BEGIN

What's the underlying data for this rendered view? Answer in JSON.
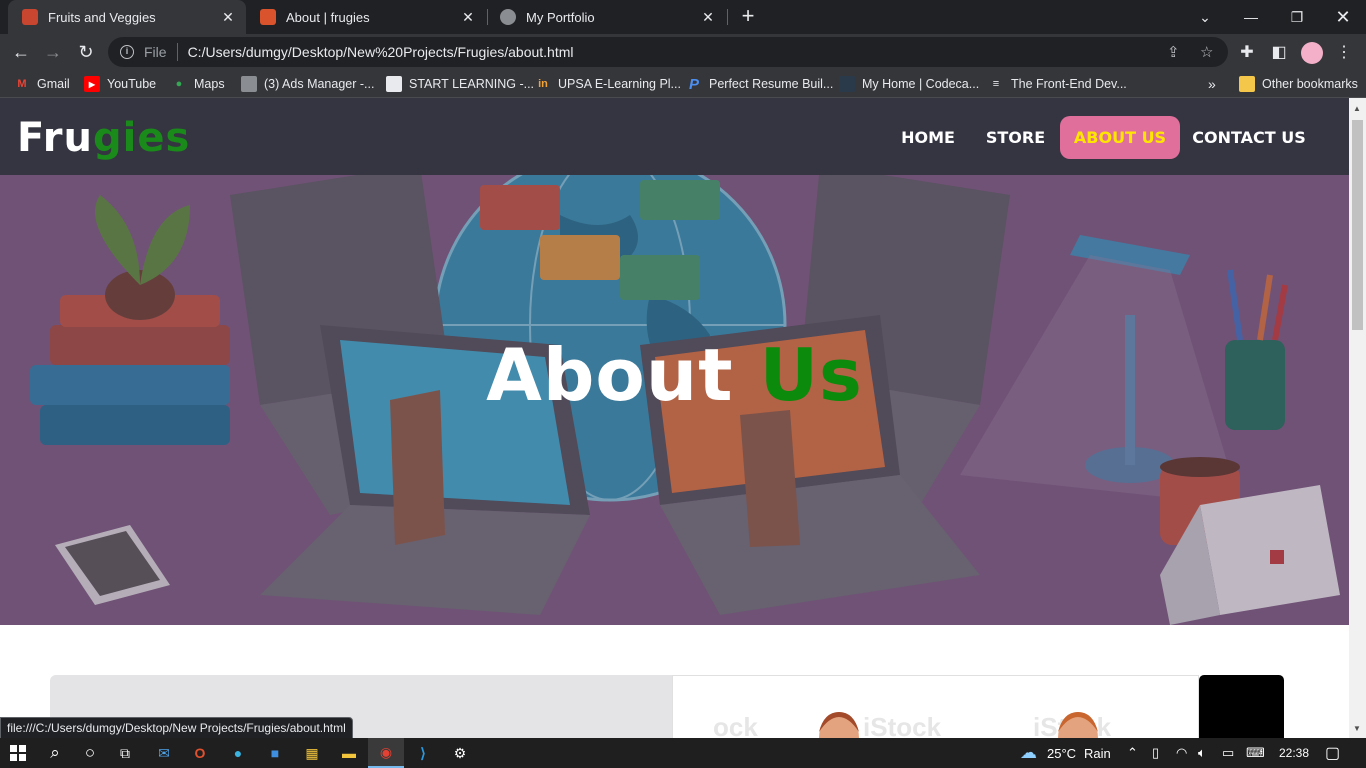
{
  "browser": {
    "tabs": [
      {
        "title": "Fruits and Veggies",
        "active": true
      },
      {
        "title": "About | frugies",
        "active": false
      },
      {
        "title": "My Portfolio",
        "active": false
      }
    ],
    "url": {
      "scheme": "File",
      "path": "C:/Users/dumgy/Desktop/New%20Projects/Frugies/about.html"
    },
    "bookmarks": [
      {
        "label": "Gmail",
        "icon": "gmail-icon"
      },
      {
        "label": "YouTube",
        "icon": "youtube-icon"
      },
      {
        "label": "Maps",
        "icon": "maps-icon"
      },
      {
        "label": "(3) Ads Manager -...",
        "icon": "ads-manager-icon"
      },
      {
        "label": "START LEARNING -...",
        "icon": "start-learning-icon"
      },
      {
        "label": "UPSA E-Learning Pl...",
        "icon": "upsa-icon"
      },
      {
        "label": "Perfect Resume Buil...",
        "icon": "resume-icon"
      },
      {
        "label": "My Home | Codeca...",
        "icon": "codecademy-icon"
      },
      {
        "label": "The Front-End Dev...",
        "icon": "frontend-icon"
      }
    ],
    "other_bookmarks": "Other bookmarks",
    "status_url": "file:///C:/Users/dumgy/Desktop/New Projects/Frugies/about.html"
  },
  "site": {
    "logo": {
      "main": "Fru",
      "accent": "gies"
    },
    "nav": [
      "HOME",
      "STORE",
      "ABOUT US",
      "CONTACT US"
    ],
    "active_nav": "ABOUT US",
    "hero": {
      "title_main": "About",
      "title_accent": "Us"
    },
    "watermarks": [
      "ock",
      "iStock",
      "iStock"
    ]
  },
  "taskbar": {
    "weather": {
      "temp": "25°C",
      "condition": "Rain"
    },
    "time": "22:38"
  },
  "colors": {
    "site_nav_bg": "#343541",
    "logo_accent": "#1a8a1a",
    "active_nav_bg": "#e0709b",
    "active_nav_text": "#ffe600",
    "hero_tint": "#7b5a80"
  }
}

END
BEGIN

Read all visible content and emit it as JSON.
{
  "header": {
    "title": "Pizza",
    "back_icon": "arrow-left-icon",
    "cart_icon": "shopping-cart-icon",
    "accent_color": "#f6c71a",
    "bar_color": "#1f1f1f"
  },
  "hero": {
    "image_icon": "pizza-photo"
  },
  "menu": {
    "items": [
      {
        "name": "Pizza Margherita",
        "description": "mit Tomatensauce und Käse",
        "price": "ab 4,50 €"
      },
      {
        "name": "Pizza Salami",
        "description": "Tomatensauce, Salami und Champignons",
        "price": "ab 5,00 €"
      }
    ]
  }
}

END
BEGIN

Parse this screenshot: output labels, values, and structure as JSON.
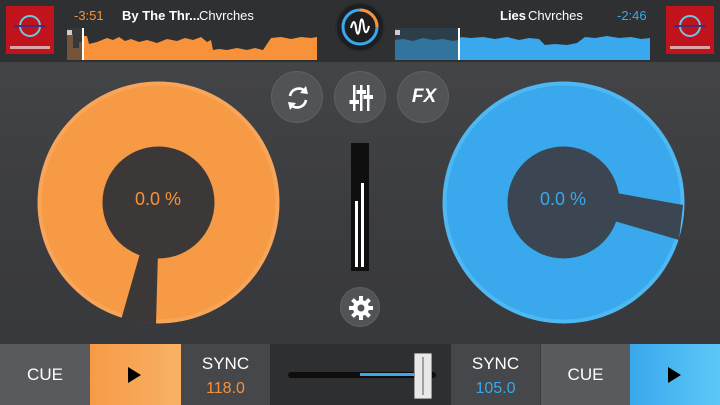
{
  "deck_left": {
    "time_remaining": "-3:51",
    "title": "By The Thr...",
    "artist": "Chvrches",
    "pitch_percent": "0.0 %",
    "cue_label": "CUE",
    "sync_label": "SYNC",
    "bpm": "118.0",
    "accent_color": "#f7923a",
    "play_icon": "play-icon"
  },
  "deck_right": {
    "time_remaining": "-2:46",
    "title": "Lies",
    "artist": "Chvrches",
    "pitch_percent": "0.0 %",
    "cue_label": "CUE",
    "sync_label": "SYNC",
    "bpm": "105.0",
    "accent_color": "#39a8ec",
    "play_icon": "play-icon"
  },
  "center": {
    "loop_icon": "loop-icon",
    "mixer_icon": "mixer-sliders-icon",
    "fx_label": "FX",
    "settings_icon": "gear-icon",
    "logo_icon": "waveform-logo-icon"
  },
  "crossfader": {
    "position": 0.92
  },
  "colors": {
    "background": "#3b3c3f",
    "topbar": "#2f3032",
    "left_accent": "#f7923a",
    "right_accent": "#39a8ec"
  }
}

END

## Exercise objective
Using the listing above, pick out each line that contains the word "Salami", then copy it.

## Answer
        "name": "Pizza Salami",
        "description": "Tomatensauce, Salami und Champignons",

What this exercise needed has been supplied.